And I remembered something someone in my yoga class had said on Thursday. (Actually, this was at our pre-yoga class, when we discuss a poem someone has brought in, or the Sutras, or a piece of writing our gifted teacher wishes to share.) One woman talked about sadness, hard times, grief and loss; how we’re sometimes too eager to be happy. “There’s good reasons to feel sad,” she said.

So I let myself sink into despair. Not to “wallow in it,” as my father always cautioned when anyone in our family dared to be sad. (You were allowed to be sad in my family for about five minutes. Then you had to get over it.)  But to be honest! To honor the countless reasons we all have to feel sad.

And, mysteriously, after way more than five minutes of sitting in silence and letting myself “feel the feels,” as my daughter, Hope (!) says, Something happened. As if something inside me had been decluttered, de-cobwebbed, dusted or lemon-oiled or rearranged. As if I’d cleared a space within me to hold this sadness. And it was okay. More than okay. It was exactly what I was supposed to do.

What Joy when we do what we’re supposed to do!

New Year’s Affirmations:

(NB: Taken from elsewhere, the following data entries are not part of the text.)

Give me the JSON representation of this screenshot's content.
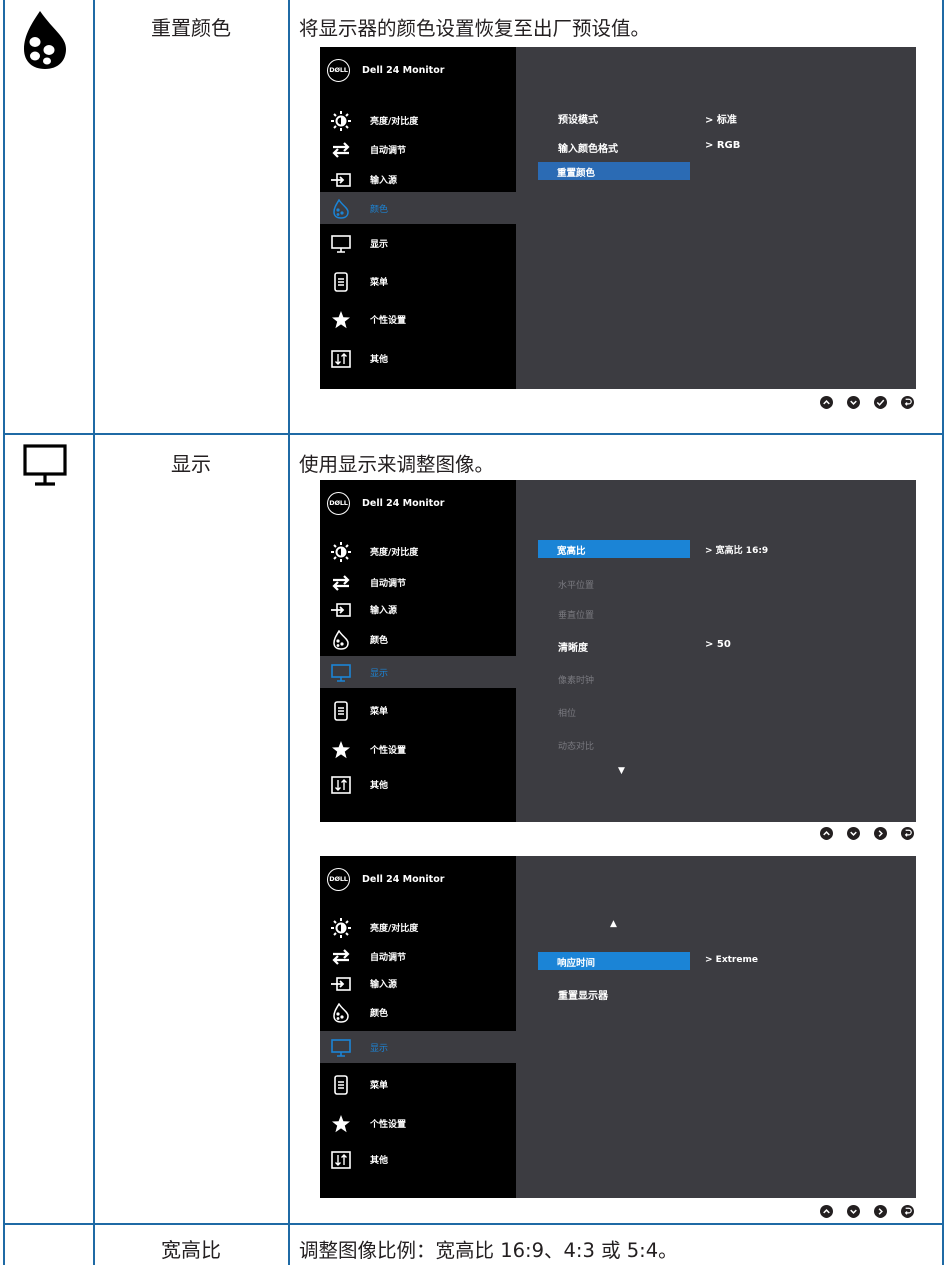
{
  "rows": [
    {
      "name": "重置颜色",
      "description": "将显示器的颜色设置恢复至出厂预设值。"
    },
    {
      "name": "显示",
      "description": "使用显示来调整图像。"
    },
    {
      "name": "宽高比",
      "description": "调整图像比例：宽高比 16:9、4:3 或 5:4。"
    }
  ],
  "osd": {
    "logo": "DØLL",
    "model": "Dell 24 Monitor",
    "menu": [
      "亮度/对比度",
      "自动调节",
      "输入源",
      "颜色",
      "显示",
      "菜单",
      "个性设置",
      "其他"
    ]
  },
  "osd_color": {
    "items": [
      "预设模式",
      "输入颜色格式",
      "重置颜色"
    ],
    "values": [
      "> 标准",
      "> RGB"
    ],
    "highlight_color": "#2b6bb4"
  },
  "osd_display1": {
    "items": [
      "宽高比",
      "水平位置",
      "垂直位置",
      "清晰度",
      "像素时钟",
      "相位",
      "动态对比"
    ],
    "values": [
      "> 宽高比 16:9",
      "> 50"
    ],
    "arrow_down": "▼",
    "highlight_color": "#1b84d6"
  },
  "osd_display2": {
    "items": [
      "响应时间",
      "重置显示器"
    ],
    "values": [
      "> Extreme"
    ],
    "arrow_up": "▲",
    "highlight_color": "#1b84d6"
  },
  "colors": {
    "grid_line": "#1f6aa5",
    "osd_bg": "#3c3c41",
    "osd_menu_bg": "#000000",
    "accent": "#1b84d6"
  },
  "icons": [
    "color-drop-icon",
    "monitor-icon",
    "brightness-icon",
    "auto-adjust-icon",
    "input-source-icon",
    "color-icon",
    "display-icon",
    "menu-icon",
    "personalize-star-icon",
    "others-icon",
    "up-button-icon",
    "down-button-icon",
    "ok-button-icon",
    "next-button-icon",
    "back-button-icon"
  ]
}
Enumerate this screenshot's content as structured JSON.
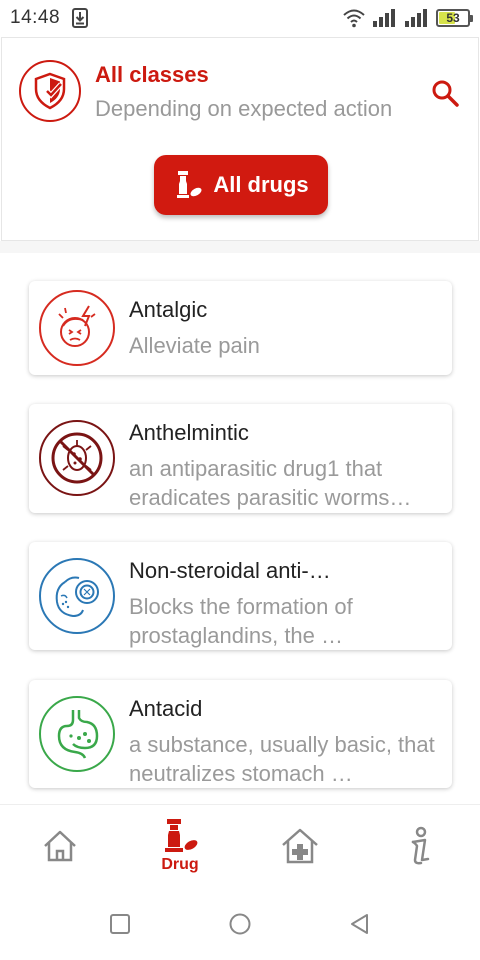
{
  "status_bar": {
    "time": "14:48",
    "battery_level": "53",
    "icons": [
      "download-icon",
      "wifi-icon",
      "signal-icon",
      "signal-icon",
      "battery-icon"
    ]
  },
  "header": {
    "title": "All classes",
    "subtitle": "Depending on expected action",
    "icon": "shield-check-icon",
    "search_icon": "search-icon",
    "button_label": "All drugs",
    "button_icon": "drug-icon"
  },
  "classes": [
    {
      "name": "Antalgic",
      "description": "Alleviate pain",
      "icon": "headache-face-icon",
      "color": "#d62b20"
    },
    {
      "name": "Anthelmintic",
      "description": "an antiparasitic drug1 that eradicates parasitic worms…",
      "icon": "no-parasite-icon",
      "color": "#7a1414"
    },
    {
      "name": "Non-steroidal anti-…",
      "description": "Blocks the formation of prostaglandins, the …",
      "icon": "face-magnifier-icon",
      "color": "#2b78b5"
    },
    {
      "name": "Antacid",
      "description": "a substance, usually basic, that neutralizes stomach …",
      "icon": "stomach-icon",
      "color": "#3aa84a"
    }
  ],
  "bottom_nav": {
    "items": [
      {
        "icon": "home-icon",
        "label": ""
      },
      {
        "icon": "drug-icon",
        "label": "Drug",
        "active": true
      },
      {
        "icon": "hospital-icon",
        "label": ""
      },
      {
        "icon": "info-icon",
        "label": ""
      }
    ]
  },
  "system_nav": [
    "recent-apps-icon",
    "home-circle-icon",
    "back-icon"
  ],
  "colors": {
    "accent": "#cc1a10",
    "muted_text": "#9a9a9a",
    "nav_icon": "#888888"
  }
}
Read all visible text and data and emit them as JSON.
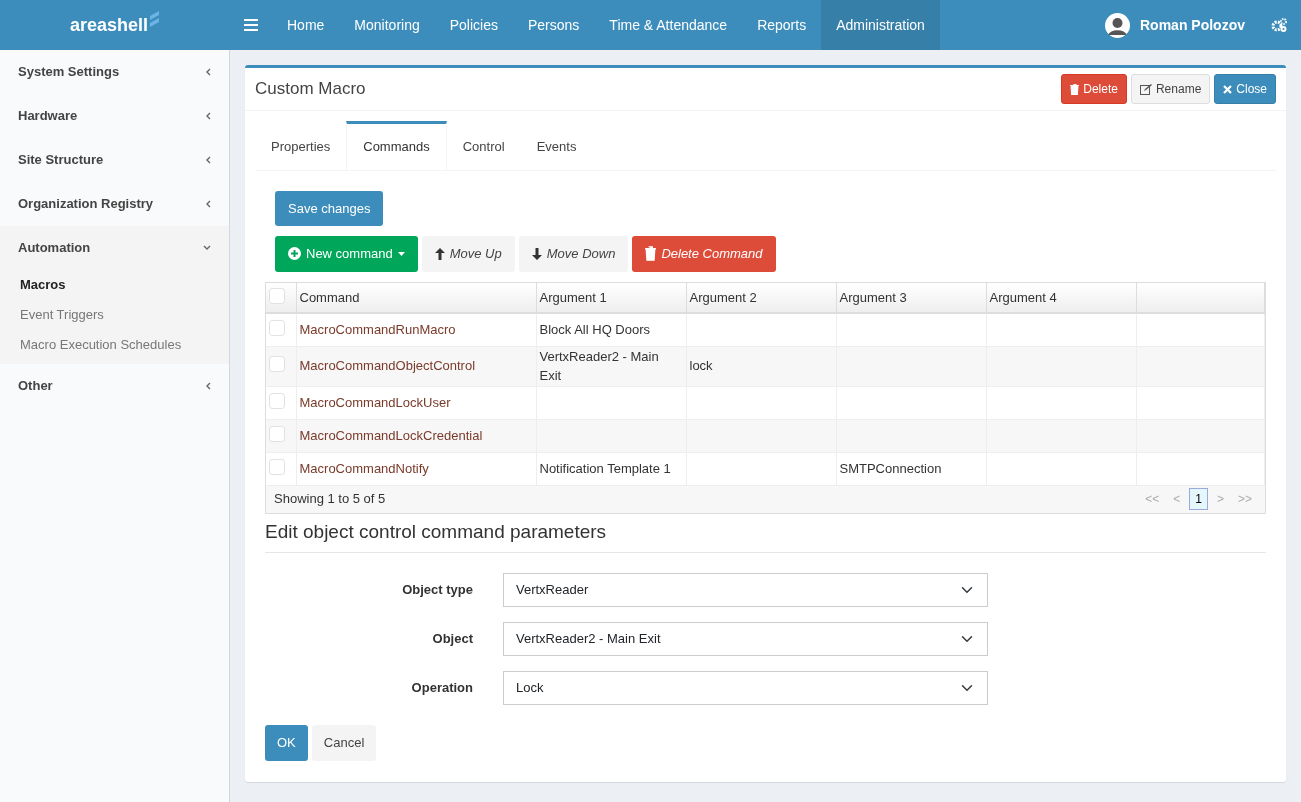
{
  "brand": "areashell",
  "nav": {
    "items": [
      {
        "label": "Home",
        "selected": false
      },
      {
        "label": "Monitoring",
        "selected": false
      },
      {
        "label": "Policies",
        "selected": false
      },
      {
        "label": "Persons",
        "selected": false
      },
      {
        "label": "Time & Attendance",
        "selected": false
      },
      {
        "label": "Reports",
        "selected": false
      },
      {
        "label": "Administration",
        "selected": true
      }
    ],
    "user": "Roman Polozov"
  },
  "sidebar": {
    "items": [
      {
        "label": "System Settings",
        "expanded": false
      },
      {
        "label": "Hardware",
        "expanded": false
      },
      {
        "label": "Site Structure",
        "expanded": false
      },
      {
        "label": "Organization Registry",
        "expanded": false
      },
      {
        "label": "Automation",
        "expanded": true,
        "children": [
          {
            "label": "Macros",
            "selected": true
          },
          {
            "label": "Event Triggers",
            "selected": false
          },
          {
            "label": "Macro Execution Schedules",
            "selected": false
          }
        ]
      },
      {
        "label": "Other",
        "expanded": false
      }
    ]
  },
  "panel": {
    "title": "Custom Macro",
    "buttons": [
      {
        "label": "Delete",
        "kind": "delete"
      },
      {
        "label": "Rename",
        "kind": "rename"
      },
      {
        "label": "Close",
        "kind": "close"
      }
    ]
  },
  "tabs": [
    {
      "label": "Properties",
      "selected": false
    },
    {
      "label": "Commands",
      "selected": true
    },
    {
      "label": "Control",
      "selected": false
    },
    {
      "label": "Events",
      "selected": false
    }
  ],
  "save_button": "Save changes",
  "toolbar": [
    {
      "label": "New command",
      "kind": "new"
    },
    {
      "label": "Move Up",
      "kind": "up"
    },
    {
      "label": "Move Down",
      "kind": "down"
    },
    {
      "label": "Delete Command",
      "kind": "delete"
    }
  ],
  "table": {
    "header_checked": false,
    "columns": [
      "Command",
      "Argument 1",
      "Argument 2",
      "Argument 3",
      "Argument 4"
    ],
    "rows": [
      {
        "checked": false,
        "cells": [
          "MacroCommandRunMacro",
          "Block All HQ Doors",
          "",
          "",
          ""
        ]
      },
      {
        "checked": false,
        "cells": [
          "MacroCommandObjectControl",
          "VertxReader2 - Main Exit",
          "lock",
          "",
          ""
        ]
      },
      {
        "checked": false,
        "cells": [
          "MacroCommandLockUser",
          "",
          "",
          "",
          ""
        ]
      },
      {
        "checked": false,
        "cells": [
          "MacroCommandLockCredential",
          "",
          "",
          "",
          ""
        ]
      },
      {
        "checked": false,
        "cells": [
          "MacroCommandNotify",
          "Notification Template 1",
          "",
          "SMTPConnection",
          ""
        ]
      }
    ],
    "footer": "Showing 1 to 5 of 5",
    "pagination": [
      {
        "label": "<<",
        "selected": false
      },
      {
        "label": "<",
        "selected": false
      },
      {
        "label": "1",
        "selected": true
      },
      {
        "label": ">",
        "selected": false
      },
      {
        "label": ">>",
        "selected": false
      }
    ]
  },
  "form": {
    "title": "Edit object control command parameters",
    "fields": [
      {
        "label": "Object type",
        "value": "VertxReader"
      },
      {
        "label": "Object",
        "value": "VertxReader2 - Main Exit"
      },
      {
        "label": "Operation",
        "value": "Lock"
      }
    ],
    "buttons": [
      {
        "label": "OK",
        "kind": "primary"
      },
      {
        "label": "Cancel",
        "kind": "default"
      }
    ]
  }
}
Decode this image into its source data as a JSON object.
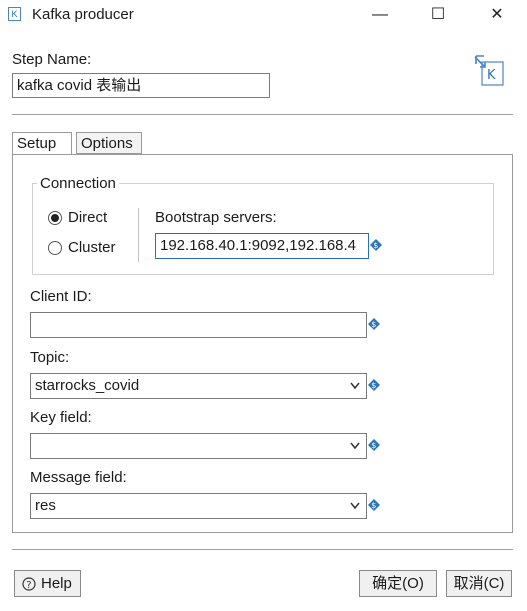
{
  "window": {
    "title": "Kafka producer",
    "app_icon_glyph": "K",
    "minimize_glyph": "—",
    "maximize_glyph": "☐",
    "close_glyph": "✕"
  },
  "step": {
    "label": "Step Name:",
    "value": "kafka  covid 表输出",
    "icon": "kafka-producer-icon"
  },
  "tabs": [
    {
      "label": "Setup",
      "active": true
    },
    {
      "label": "Options",
      "active": false
    }
  ],
  "connection": {
    "legend": "Connection",
    "options": [
      {
        "label": "Direct",
        "selected": true
      },
      {
        "label": "Cluster",
        "selected": false
      }
    ],
    "bootstrap_label": "Bootstrap servers:",
    "bootstrap_value": "192.168.40.1:9092,192.168.4"
  },
  "client_id": {
    "label": "Client ID:",
    "value": ""
  },
  "topic": {
    "label": "Topic:",
    "value": "starrocks_covid"
  },
  "key_field": {
    "label": "Key field:",
    "value": ""
  },
  "message_field": {
    "label": "Message field:",
    "value": "res"
  },
  "buttons": {
    "help": "Help",
    "ok": "确定(O)",
    "cancel": "取消(C)"
  },
  "colors": {
    "accent": "#2b6cc4",
    "variable_icon": "#2e75b6"
  }
}
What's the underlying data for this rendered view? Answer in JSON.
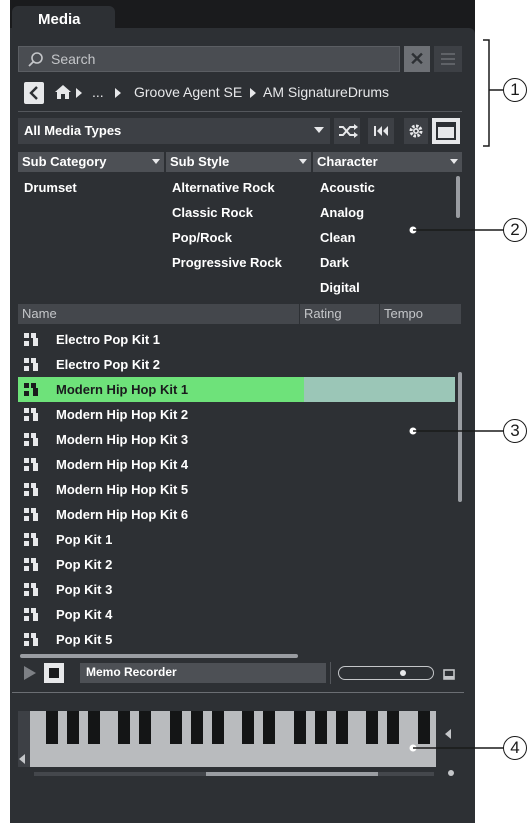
{
  "tab": {
    "label": "Media"
  },
  "search": {
    "placeholder": "Search"
  },
  "breadcrumb": {
    "ellipsis": "...",
    "items": [
      "Groove Agent SE",
      "AM SignatureDrums"
    ]
  },
  "media_type": {
    "selected": "All Media Types"
  },
  "filters": {
    "columns": [
      {
        "header": "Sub Category",
        "values": [
          "Drumset"
        ]
      },
      {
        "header": "Sub Style",
        "values": [
          "Alternative Rock",
          "Classic Rock",
          "Pop/Rock",
          "Progressive Rock"
        ]
      },
      {
        "header": "Character",
        "values": [
          "Acoustic",
          "Analog",
          "Clean",
          "Dark",
          "Digital"
        ]
      }
    ]
  },
  "results": {
    "columns": [
      "Name",
      "Rating",
      "Tempo"
    ],
    "rows": [
      "Electro Pop Kit 1",
      "Electro Pop Kit 2",
      "Modern Hip Hop Kit 1",
      "Modern Hip Hop Kit 2",
      "Modern Hip Hop Kit 3",
      "Modern Hip Hop Kit 4",
      "Modern Hip Hop Kit 5",
      "Modern Hip Hop Kit 6",
      "Pop Kit 1",
      "Pop Kit 2",
      "Pop Kit 3",
      "Pop Kit 4",
      "Pop Kit 5"
    ],
    "selected_index": 2
  },
  "transport": {
    "recorder_label": "Memo Recorder"
  },
  "callouts": [
    "1",
    "2",
    "3",
    "4"
  ],
  "colors": {
    "selection": "#6ee27a",
    "panel": "#2d3034"
  }
}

Malden, MA Bike Trail, Christmas, 2017

May good people walk beside you.

May you find strength and joy in community.

May you receive “Good Will, Support, and Healing”* from others.

May other living beings guide you, teach you, sustain you.

May you find your way.

 

 

 

 

 

*One of the Friends Meeting at Cambridge’s Wednesday night sharing circle’s most cherished values.

“This Turning Year”

Winter Light at 7:39 AM, EST, December 21, 2017

Pretty sure I learned about the winter solstice from a textbook—in sixth grade, maybe. Dimly I can conjure up the rudimentary, line-drawing illustration that accompanied the text. I’m betting “solstice” had been on that week’s spelling test, too. Sound familiar?

Wouldn’t it have been wonderful if Mr. Phelps, our natty, bowtied, horn-rimmed glasses science teacher, had exclaimed: “Think about it, boys and girls,” his voice rising in excitement.* “Our shared ancestors knew about the winter solstice because they noticed it! They noted, they studied, they watched the world around them, the seasons, the weather, the night sky. They figured out a way to keep track of what they’d observed. Think about it!”

Here’s what most moves me about this simple, elegant fact about those ancient souls: That we’ll never know who first figured out this “turning year” phenomena. But I’m guessing the cumulative observations leading to our understanding were collaborative, communal; I’m guessing women and children participated in that ancient data collection.

And, today, right now, December 21, 2017,  it brings me to tears to be reminded that our greedy, selfish, warring species can also be curious. Such a simple yet wondrous quality of being human. Yes.

A Winter Blessing
By Rev. Dr. Rebecca Parker

In the shadowed quiet of winter’s light
earth speaks softly
of her longing.
Because the wild places are in tears.

Come, she cries to us.
Kneel down here
on the frosty grass,
and feel the prayer buried in the ground.

Bend your ear to my heart
and listen hard.

Love this world, she whispers.
Distill peace from the snow
and water the cities
with mercy.

Weave wonder from the forest
and clothe grief
with beauty.

Rest in the rhythm of the turning year,
Trace the bending arc
Rounding the curve toward justice.
And vow anew to do no harm.

The winter trees stand watch
haloed in the last gleams of the slanting sun.
Glory sings here.
Heaven echoes the call:
Repeat the sounding joy.

Make your life an answer:
Bow.
Praise.
Rise.

*For all his bowtie primness, Mr. Phelps was, on occasion, passionate. His marveling that the Russians had launched Sputnik was both unexpectedly adorable and illustrative; that my Cold War-era teacher had been so gaga about this historic event taught me something fundamental about science.